The Indiana Department of Education says it will comply with rules governing the distribution of poverty aid after federal education officials notified the state late last week that its approach was “inconsistent with the statute and regulations.”
The news comes after charter schools, school choice advocates and two U.S. congressmen complained that charter schools had been treated unfairly by the IDOE in this year’s distribution of Title I money. Under the distribution, several charters lost considerably more than their counterparts at traditional public schools.
State Superintendent of Public Instruction Glenda Ritz was accused of favoring traditional public schools over charters after the IDOE reduced the federal aid meant to boost achievement for poor students.
IDOE spokesman Daniel Altman said the state agency would “gladly” comply with the U.S. Department of Education’s guidance.
“We want every school to be funded equitably,” Altman said. “We’re obviously going to make sure the schools get the money they were supposed to get.”
Federal rules say that state education agencies are required to give districts and charter schools at least 85 percent of their previous year’s allotment of federal Title I money in order to keep programs consistent.
But data from the Indiana State Charter School Board showed that 47 percent of charter schools received Title I allocations that declined by more than 15 percent. Fewer than 1 percent of traditional school districts received such a decrease, according to an email sent Thursday morning from federal officials to the IDOE.
In the email, federal education officials told IDOE that “corrective action … will likely be required.” The U.S. DOE did not immediately respond to IBJ’s request for comment.
“The statute and regulations make no distinction” between regular school districts and charter schools, Monique Chism, the federal director of the Office of State Support, told the IDOE in the email. She wrote that IDOE “circumvented the protection provided by the hold-harmless provisions” for charter schools in the Elementary and Secondary Education Act.
On Friday afternoon, the IDOE released a statement that it was seeking more federal guidance on how to distribute the funds. Previously, the state agency had attributed the drops to incorrect paperwork submitted by charter schools.
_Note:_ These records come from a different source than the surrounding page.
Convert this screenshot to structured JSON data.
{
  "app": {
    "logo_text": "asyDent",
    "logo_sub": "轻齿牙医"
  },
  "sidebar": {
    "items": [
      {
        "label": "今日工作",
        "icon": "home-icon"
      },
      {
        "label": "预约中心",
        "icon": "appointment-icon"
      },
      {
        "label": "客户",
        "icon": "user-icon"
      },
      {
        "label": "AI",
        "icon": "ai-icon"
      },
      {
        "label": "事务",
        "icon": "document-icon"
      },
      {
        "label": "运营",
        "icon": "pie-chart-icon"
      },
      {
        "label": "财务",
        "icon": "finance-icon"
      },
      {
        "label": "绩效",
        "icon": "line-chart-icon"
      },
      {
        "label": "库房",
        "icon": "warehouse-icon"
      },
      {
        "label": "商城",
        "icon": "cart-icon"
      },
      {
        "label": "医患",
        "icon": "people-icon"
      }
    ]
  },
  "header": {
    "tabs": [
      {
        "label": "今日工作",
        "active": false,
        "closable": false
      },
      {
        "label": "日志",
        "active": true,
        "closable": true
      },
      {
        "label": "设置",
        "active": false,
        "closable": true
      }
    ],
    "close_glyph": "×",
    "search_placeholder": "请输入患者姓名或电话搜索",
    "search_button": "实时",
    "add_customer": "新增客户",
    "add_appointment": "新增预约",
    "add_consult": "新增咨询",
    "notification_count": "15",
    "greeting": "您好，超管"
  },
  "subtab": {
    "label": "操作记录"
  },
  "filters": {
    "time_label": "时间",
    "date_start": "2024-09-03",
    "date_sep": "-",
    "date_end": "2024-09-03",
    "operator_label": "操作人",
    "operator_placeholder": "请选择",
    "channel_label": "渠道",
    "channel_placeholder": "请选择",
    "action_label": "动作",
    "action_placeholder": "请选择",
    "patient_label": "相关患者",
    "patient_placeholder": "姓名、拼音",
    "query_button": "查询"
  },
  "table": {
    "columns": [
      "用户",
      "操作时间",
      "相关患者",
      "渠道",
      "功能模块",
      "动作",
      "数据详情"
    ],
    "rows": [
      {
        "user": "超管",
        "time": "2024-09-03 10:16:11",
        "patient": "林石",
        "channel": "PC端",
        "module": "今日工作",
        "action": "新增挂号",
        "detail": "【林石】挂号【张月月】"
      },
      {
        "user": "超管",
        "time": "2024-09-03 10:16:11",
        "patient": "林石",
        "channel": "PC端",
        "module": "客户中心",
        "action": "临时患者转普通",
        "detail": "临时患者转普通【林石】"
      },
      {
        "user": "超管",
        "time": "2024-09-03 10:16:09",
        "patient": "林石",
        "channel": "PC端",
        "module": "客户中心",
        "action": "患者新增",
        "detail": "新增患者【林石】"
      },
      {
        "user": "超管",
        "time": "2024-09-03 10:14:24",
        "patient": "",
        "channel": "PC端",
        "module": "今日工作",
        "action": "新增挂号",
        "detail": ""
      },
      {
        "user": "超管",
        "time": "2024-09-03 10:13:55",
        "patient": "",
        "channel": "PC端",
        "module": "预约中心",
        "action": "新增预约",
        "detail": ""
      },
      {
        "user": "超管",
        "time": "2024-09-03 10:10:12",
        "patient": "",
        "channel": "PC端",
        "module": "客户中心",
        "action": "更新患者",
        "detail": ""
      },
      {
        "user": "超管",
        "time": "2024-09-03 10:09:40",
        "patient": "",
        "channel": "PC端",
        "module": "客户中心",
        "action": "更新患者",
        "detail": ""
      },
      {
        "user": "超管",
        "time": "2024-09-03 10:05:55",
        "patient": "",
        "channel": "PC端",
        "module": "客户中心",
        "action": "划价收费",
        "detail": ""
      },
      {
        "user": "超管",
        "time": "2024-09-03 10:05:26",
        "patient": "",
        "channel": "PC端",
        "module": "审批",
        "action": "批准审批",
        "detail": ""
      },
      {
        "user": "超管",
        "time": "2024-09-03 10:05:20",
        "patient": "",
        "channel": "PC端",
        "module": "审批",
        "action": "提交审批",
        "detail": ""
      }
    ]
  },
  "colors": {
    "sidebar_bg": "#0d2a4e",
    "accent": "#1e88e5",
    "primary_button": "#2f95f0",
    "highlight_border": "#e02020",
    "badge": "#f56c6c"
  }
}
Altman said that caused part of the confusion.
“We had a situation that hadn’t come up before,” Altman said. “‘[The feds] said, ‘Here’s the way we’re looking at it.’ We’ll go from there.”